§ **EXERCISE AIM**
In the material below, tally the lines that include the string "label", then write down only the total.

──────

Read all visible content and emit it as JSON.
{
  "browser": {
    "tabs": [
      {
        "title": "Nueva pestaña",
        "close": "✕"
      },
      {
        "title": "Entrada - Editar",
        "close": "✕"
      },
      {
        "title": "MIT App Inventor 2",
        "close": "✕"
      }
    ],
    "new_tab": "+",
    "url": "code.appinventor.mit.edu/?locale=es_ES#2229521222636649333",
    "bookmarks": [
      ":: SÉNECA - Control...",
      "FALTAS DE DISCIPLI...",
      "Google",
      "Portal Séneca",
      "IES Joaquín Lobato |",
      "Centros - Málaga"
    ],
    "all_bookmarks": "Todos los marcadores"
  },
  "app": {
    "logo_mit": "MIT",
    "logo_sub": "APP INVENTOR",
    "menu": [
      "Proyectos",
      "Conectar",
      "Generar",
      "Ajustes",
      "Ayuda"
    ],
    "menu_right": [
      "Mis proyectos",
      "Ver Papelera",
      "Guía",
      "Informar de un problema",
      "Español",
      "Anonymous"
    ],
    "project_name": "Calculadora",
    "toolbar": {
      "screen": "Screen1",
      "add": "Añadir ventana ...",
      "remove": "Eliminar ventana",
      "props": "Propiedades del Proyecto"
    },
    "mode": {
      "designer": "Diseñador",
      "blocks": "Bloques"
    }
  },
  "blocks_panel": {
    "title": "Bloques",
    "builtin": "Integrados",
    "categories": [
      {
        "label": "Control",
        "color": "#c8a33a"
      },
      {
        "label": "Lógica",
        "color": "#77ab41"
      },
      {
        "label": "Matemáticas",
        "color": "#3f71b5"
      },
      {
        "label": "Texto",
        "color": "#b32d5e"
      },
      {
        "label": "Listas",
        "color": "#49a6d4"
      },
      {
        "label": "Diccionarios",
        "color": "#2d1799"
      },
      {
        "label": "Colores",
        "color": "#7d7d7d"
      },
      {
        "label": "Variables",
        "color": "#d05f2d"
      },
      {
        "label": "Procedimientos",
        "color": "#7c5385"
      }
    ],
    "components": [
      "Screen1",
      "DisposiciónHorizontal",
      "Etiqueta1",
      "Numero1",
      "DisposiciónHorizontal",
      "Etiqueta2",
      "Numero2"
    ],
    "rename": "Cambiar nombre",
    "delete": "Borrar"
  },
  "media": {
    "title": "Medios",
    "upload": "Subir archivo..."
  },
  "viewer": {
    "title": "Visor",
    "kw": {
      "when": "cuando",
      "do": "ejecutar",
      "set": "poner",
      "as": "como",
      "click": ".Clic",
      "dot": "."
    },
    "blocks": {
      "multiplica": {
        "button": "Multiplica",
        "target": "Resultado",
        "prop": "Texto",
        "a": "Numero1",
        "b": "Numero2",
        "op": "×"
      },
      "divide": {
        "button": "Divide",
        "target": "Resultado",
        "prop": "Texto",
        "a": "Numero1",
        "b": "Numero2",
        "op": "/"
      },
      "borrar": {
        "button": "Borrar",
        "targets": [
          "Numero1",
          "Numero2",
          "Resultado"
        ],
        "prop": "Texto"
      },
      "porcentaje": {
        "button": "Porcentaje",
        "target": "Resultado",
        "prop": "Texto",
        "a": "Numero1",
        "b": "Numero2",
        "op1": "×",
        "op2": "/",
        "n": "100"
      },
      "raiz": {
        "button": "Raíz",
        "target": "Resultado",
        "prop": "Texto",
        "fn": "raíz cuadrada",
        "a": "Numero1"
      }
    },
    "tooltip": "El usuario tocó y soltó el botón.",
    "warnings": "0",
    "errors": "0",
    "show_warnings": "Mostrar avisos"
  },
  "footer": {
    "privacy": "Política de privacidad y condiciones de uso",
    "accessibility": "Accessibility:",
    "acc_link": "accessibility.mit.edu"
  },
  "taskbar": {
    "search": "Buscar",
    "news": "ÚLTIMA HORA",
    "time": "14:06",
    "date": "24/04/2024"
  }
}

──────

§ **YOUR SOLUTION**
9